Morning Walkthrough on Six-Party TalksChristopher Hill, Assistant Secretary for East Asian and Pacific Affairs
St. Regis Hotel
December 22, 2006
ASSISTANT SECRETARY HILL: Good morning. I'm just going to the Embassy, and then I think at about 9:15 I'll meet with the Chinese delegation and we'll take it from there. That's the only thing scheduled so far. We think this is the last day of talks, and I plan to leave tomorrow morning. We'll see how it goes.
QUESTION: What are the chances you'll meet again with the North Koreans?
ASSISTANT SECRETARY HILL: I don't know. They need to show some seriousness of purpose on denuclearization. We've worked for weeks and weeks on this proposal. Let's see if they have something to say about that.
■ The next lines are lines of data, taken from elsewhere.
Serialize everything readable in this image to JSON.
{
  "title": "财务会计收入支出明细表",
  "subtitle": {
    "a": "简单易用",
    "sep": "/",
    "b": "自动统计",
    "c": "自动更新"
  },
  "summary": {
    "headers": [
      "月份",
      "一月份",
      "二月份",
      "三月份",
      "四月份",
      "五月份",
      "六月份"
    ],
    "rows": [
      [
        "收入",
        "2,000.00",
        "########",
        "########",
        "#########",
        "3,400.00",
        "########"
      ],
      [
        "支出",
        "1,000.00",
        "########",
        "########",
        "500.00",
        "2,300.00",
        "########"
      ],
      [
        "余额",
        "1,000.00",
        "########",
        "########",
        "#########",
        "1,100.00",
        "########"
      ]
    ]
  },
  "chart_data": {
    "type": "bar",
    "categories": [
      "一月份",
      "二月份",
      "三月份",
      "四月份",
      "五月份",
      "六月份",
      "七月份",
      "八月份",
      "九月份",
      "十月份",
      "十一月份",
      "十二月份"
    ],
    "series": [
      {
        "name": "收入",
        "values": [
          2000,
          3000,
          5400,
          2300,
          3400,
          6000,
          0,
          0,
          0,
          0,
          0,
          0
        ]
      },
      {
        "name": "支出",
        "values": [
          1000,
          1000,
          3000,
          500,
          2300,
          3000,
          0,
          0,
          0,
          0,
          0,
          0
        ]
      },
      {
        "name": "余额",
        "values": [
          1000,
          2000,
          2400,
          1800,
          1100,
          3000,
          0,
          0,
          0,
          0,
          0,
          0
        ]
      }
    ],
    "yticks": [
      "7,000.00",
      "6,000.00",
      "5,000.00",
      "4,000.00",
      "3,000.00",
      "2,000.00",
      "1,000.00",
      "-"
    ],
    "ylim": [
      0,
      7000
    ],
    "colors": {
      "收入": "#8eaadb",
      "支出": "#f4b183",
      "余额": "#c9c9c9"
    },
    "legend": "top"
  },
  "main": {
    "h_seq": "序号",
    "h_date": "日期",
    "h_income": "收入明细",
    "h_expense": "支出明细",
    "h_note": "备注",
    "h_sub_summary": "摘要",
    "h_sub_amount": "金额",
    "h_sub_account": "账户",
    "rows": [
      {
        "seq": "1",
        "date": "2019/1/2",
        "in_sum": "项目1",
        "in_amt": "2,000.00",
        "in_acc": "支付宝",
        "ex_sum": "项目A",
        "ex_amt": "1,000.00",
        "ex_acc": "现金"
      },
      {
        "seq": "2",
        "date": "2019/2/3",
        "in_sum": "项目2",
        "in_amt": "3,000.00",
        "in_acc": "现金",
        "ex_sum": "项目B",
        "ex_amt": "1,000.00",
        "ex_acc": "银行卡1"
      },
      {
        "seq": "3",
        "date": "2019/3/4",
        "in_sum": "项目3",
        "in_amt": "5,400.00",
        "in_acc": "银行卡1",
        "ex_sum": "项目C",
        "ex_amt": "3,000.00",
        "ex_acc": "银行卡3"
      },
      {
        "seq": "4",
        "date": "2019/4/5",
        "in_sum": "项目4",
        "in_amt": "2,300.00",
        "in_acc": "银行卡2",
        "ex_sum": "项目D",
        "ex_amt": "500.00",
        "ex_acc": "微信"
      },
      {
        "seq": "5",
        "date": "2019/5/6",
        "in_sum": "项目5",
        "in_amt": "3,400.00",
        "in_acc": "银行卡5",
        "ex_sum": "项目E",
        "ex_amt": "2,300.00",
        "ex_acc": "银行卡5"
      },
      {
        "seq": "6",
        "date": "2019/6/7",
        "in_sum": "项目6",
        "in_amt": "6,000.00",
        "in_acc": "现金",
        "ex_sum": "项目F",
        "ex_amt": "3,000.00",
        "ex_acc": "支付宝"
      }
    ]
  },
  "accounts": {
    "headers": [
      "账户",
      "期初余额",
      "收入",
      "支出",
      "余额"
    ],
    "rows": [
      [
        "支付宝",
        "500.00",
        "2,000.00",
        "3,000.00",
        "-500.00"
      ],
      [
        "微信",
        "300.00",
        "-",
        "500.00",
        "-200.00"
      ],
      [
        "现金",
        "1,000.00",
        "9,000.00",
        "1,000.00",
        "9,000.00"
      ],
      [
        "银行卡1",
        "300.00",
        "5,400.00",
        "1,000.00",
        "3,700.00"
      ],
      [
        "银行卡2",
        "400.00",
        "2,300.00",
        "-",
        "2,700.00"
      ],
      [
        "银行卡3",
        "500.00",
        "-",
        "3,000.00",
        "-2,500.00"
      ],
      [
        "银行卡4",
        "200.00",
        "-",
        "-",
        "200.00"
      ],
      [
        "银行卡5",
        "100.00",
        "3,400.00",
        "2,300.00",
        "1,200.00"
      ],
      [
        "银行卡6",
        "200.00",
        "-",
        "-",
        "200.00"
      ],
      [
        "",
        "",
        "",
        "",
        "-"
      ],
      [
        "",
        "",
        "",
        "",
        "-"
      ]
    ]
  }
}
They know what they have to do.
QUESTION: Any signs of breakthrough?
ASSISTANT SECRETARY HILL: [Laughter.] No, I'm not aware of any signs, but let me know if you hear of any or see any.
QUESTION: Do you believe the financial talks have been the main drag on the Six-Party Talks?
ASSISTANT SECRETARY HILL: I would not call the financial talks, quote, "the main drag." I think its instructive to understand that when the DPRK raises problems, one day it's financial issues, another day it's something they want but they know they can't have, another day it's something that was said about them that's hurt their feelings. It's sort of one thing after the other. I think what they need to do is get serious about the issue that has made them such a problem - the issue that has really contributed to their problems worldwide in dealing with other states and dealing with financial institutions and dealing generally with the world. That is these nuclear activities.
QUESTION: Do you think it's because North Korea is ultimately not interested in giving up the nukes?
ASSISTANT SECRETARY HILL: You'd have to ask them. I wish I could see more evidence that they were.
QUESTION: Do you think that you can agree on the next round of talks?
ASSISTANT SECRETARY HILL: I don't know. What we always do with these rounds is, at the end we assess and see whether there was progress or not, and we see whether they're valuable to us. The purpose is denuclearization, and so we will have to evaluate this round in terms of whether we've moved towards the goal.
QUESTION: If there is no progress in this round of talks, isn't there a doubt that [inaudible]?
ASSISTANT SECRETARY HILL: As I said, at the end of the round we'll assess it. Our goal is denuclearization, period. There is no reason why there should be any nuclear weapons or nuclear weapons programs on the Korean peninsula. It's a small piece of land in a very big world, and no responsible person anywhere should want to see nuclear weapons there. That is why we're here. That's why I'm here, that's why we're prepared so hard for this thing. Now we have to see if the North Koreans are serious. So, at the end of this thing we're going to have to evaluate and take it from there.
QUESTION: What is it exactly the North Koreans are demanding as preconditions, to have the money back?
ASSISTANT SECRETARY HILL: I don't know, every time it's some precondition. Every time it's some issue that they know they can't get. Sometimes they want you to give them things that they know you won't give them. Other times it's that they don't like things that have been said about them because they're very sensitive. Other times they asses your policy in a way and they want you to change your policy, and you ask how and they can't even tell you how. So I don't know. It all comes down to the question of, are they serious, are they acting responsibly? I think that question is very much unanswered.
QUESTION: Are you expecting the Chinese to propose some kind of statement or has it not reached thatů?
ASSISTANT SECRETARY HILL: I don't know, I'm going to see them about 9:15 and we'll see. Okay, well we'll see you later, but I think we're getting closer to Christmas here. Okay, bye-bye.
Released on December 22, 2006